Picture this: you are visiting a tropical paradise known for their brightly colored coral reefs, unique aquatic life, and crystal-clear water. After diving into the water, the only emotion going through your head is a sense of feeling underwhelmed. The coral is all but colorful, the white ghostly skeletons of the coral covering the ocean floor.
This devastating change is called bleaching which is caused by ocean acidification.
Ocean acidification is the decrease in the pH of the ocean due to the absorption of carbon dioxide from the atmosphere. With the increasing carbon dioxide levels in the atmosphere through the continuously expanding emissions of fossil fuels, it is predicted that about 90% of all coral reef locations are going to experience severe bleaching by the year 2055. Scientists believe that dire actions need to be taken after receiving the results from this study, showing a bleak future for the coral reefs.
The bleaching of the coral reefs is caused by various factors, the main one being the increasing temperature of the ocean. As carbon dioxide is released into the atmosphere through human activities including car emissions and fossil fuels, the heat is trapped inside the ozone layer which in turn heats the oceans. It is predicted that nearly 30% of all carbon dioxide emissions since the industrial revolution have been absorbed by the earth’s oceans. These levels of CO2 far exceed the levels that scientists had predicted as the “worst case scenario” which should be worrying even if you don’t have a trip planned to the Great Barrier Reef.
One of the main concerns for scientists is the declining levels of aragonite. Aragonite can be considered the cells of the reefs, as it is the building block for coral reef habitat. It is a mineral that strengthens the coral reefs and is often used to measure ocean acidification due to the fact that it is a measure of carbonate ion concentrations. Declining levels of aragonite mean a decline in calcification rates of coral or simply coral reef growth.
Factors such as light, temperature, and nutrients all influence the calcification rates of coral reefs just as those variables have an effect on familiar plants on land. Scientists accurately predicted changes in calcification by using the relationship of the declining aragonite and the levels of the calcification. The results that they received were worrying no doubt.
To accurately calculate the levels of aragonite and the sea surface temperature, data was collected monthly for measures of sea surface temperature, the surface pressure of carbon dioxide, pH, and salinity to produce the projections.

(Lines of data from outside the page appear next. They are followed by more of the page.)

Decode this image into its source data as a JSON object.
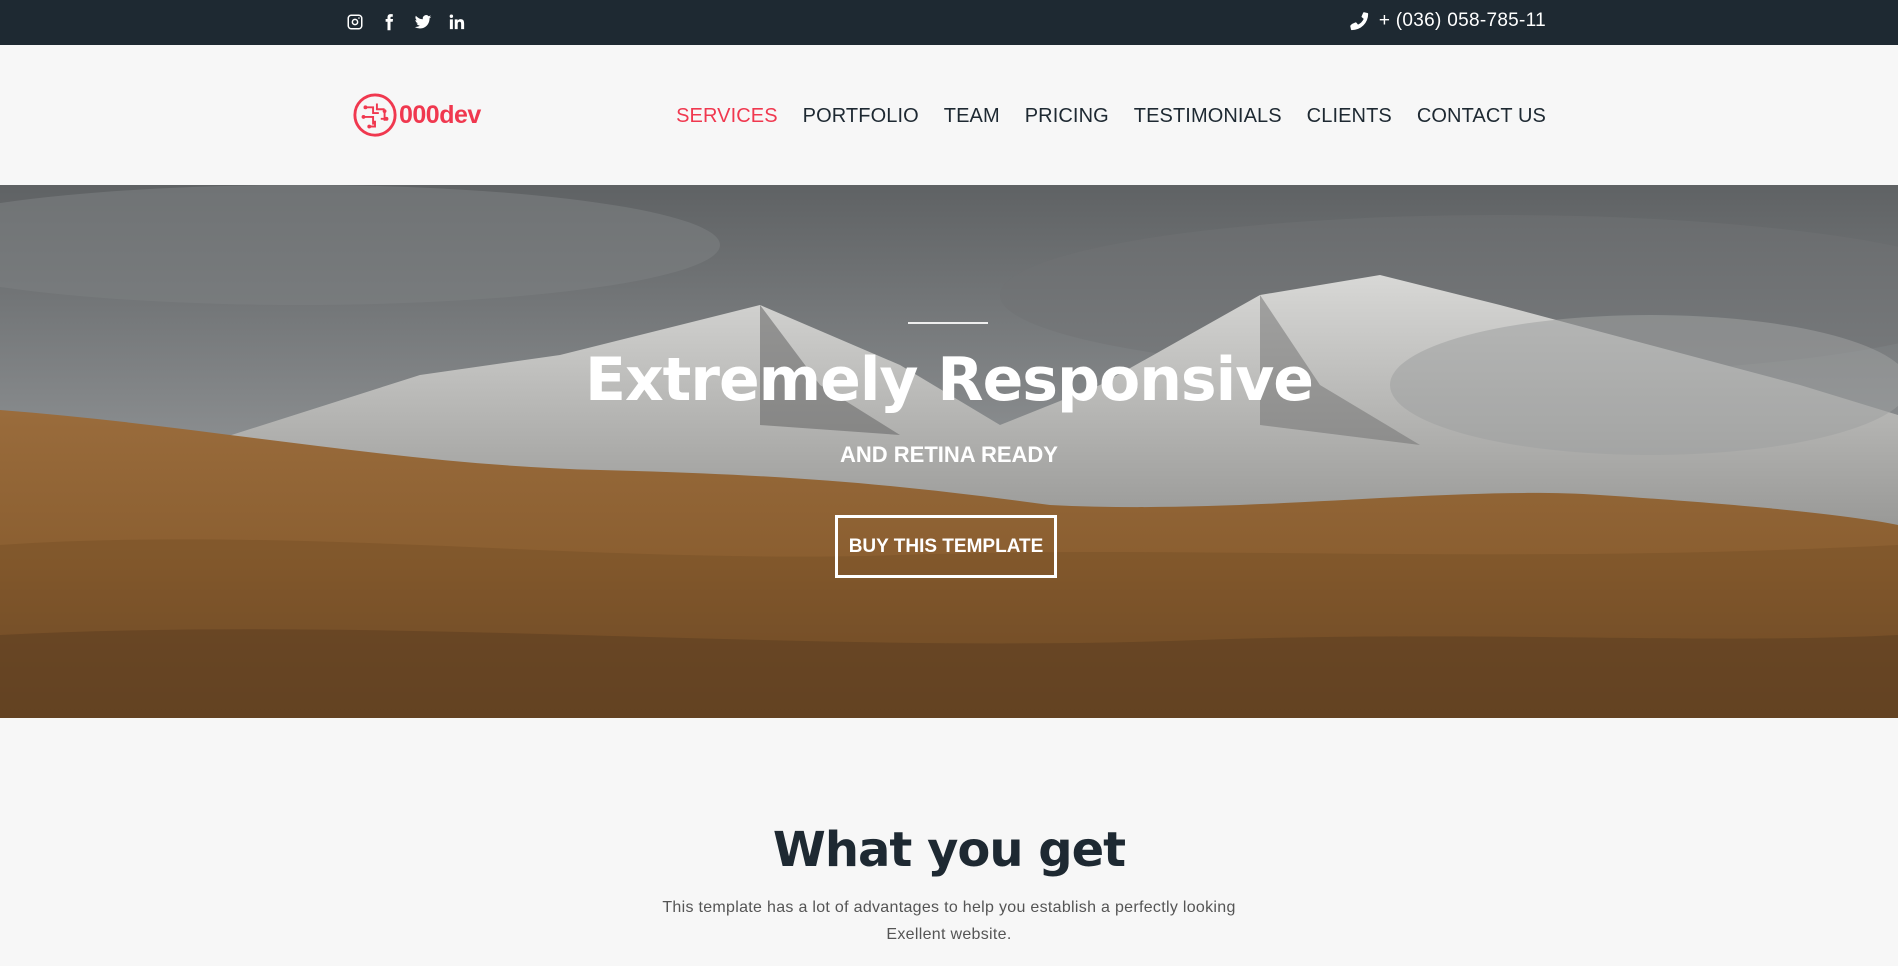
{
  "topbar": {
    "social": [
      {
        "icon": "instagram-icon"
      },
      {
        "icon": "facebook-icon"
      },
      {
        "icon": "twitter-icon"
      },
      {
        "icon": "linkedin-icon"
      }
    ],
    "phone": "+ (036) 058-785-11",
    "phone_icon": "phone-icon"
  },
  "header": {
    "logo_text": "000dev",
    "nav": [
      {
        "label": "SERVICES",
        "active": true
      },
      {
        "label": "PORTFOLIO"
      },
      {
        "label": "TEAM"
      },
      {
        "label": "PRICING"
      },
      {
        "label": "TESTIMONIALS"
      },
      {
        "label": "CLIENTS"
      },
      {
        "label": "CONTACT US"
      }
    ]
  },
  "hero": {
    "title": "Extremely Responsive",
    "subtitle": "AND RETINA READY",
    "button_label": "BUY THIS TEMPLATE"
  },
  "features": {
    "title": "What you get",
    "text": "This template has a lot of advantages to help you establish a perfectly looking Exellent website."
  },
  "colors": {
    "accent": "#f0384f",
    "dark": "#1e2932",
    "background": "#f7f7f7"
  }
}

The research includes the effect of Sea Surface Temperature (SST) and salinity on the coral reefs. They used the pH and levels of carbon dioxide to calculate the other parts of the carbonate system and the aragonite.

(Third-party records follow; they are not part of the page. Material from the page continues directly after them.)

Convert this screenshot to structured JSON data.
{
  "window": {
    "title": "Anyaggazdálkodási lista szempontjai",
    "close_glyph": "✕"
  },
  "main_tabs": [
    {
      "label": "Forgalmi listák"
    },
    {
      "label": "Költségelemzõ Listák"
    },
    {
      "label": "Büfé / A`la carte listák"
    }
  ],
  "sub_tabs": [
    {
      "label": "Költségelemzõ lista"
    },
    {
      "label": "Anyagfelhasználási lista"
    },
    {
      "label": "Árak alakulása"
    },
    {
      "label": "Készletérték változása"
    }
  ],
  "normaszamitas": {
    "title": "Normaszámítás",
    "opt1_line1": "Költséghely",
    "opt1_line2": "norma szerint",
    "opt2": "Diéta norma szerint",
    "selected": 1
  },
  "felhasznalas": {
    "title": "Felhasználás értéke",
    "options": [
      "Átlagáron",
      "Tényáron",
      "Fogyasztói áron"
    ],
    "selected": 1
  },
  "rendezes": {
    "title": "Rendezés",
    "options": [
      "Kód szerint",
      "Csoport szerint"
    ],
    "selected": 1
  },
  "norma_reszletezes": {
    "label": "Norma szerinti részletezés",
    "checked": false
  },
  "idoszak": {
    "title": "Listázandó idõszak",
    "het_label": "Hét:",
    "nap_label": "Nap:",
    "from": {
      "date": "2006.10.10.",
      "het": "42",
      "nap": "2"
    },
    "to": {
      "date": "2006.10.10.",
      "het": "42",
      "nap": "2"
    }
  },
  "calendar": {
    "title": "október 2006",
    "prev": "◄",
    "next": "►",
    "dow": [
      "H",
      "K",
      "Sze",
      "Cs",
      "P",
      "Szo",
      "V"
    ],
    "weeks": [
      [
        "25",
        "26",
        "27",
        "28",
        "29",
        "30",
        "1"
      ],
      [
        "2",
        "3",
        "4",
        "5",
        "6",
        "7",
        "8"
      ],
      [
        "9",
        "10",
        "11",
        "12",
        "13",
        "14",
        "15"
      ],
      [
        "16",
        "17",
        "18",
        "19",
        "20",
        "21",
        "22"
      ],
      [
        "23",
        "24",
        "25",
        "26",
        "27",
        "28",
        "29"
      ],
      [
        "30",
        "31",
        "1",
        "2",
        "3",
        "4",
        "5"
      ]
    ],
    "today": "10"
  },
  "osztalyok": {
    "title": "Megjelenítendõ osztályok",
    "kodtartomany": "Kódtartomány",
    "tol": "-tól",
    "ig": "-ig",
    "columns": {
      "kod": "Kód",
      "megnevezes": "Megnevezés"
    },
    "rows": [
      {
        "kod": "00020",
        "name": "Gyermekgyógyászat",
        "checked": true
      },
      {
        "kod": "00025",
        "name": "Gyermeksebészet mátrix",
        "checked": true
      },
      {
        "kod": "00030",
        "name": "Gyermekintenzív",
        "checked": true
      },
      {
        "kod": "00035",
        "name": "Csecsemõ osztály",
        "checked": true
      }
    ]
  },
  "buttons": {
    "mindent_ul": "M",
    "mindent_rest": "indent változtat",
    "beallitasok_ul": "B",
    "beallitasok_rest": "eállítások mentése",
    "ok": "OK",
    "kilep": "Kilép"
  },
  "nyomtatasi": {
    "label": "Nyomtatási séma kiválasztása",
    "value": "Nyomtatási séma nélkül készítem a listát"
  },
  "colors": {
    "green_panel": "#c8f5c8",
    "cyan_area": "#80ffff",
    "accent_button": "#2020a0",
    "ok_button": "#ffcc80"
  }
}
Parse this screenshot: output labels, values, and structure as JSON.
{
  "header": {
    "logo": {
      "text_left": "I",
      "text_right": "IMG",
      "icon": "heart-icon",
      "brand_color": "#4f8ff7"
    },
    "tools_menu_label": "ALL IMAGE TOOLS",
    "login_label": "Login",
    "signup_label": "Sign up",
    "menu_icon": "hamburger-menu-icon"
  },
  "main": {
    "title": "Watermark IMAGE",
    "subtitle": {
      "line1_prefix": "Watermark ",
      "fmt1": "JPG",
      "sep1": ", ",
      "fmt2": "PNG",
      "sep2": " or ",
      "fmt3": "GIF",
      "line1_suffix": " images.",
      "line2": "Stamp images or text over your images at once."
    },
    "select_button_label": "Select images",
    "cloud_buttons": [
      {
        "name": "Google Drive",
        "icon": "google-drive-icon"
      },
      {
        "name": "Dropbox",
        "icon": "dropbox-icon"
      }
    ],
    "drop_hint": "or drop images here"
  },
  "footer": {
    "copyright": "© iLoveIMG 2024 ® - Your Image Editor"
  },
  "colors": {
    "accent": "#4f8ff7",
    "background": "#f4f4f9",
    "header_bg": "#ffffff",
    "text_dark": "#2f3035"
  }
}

After the data was collected and examined, many results and predictions were created. Nearly 90% of all reef locations are projected to experience annual severe bleaching prior to 2055. Tests indicate that many reefs are close or already at net erosion so small declines in calcification could tip reefs off the edge.
When severe bleaching occurs two or three times per decade it is predicted to result in great reductions in coral growth possibly greater than the declines in the calcifications. This data portrays the significance of the bleaching, and how many reefs it will actually affect.
While doing the tests, the coral reefs around the world were divided into six different latitudinal zones. This shows that the changes in aragonite and temperatures will not be uniform across the globe. The reefs at higher latitudes are expected to experience bleaching later than those closer to the equator by 10 to 15 years. Because of the fact that the higher latitude reefs are expected to last longer, they are predicted to have a greater decline of aragonite as well as more time to be exposed to acidification.
Another factor differentiating the high and low latitude reefs is the occurrence of tropical storms and cyclones. With the storms arising in the higher latitude areas, the coral will have a harder time surviving the weather because of the declining levels of aragonite.
Although some reefs have a better chance at surviving than others, the data shows that there is a bleak future for all coral reefs. Both ocean acidification and the bleaching caused by increasing sea temperatures reduce reef growth and resilience. With 90% of all reefs projected to experience severe bleaching by 2055, immediate action needs to be taken to have any hope for the future of the coral reefs.
The research was conducted in locations that had a high density of coral reefs, chosen through a research projection to receive the most accurate representation of all coral reefs.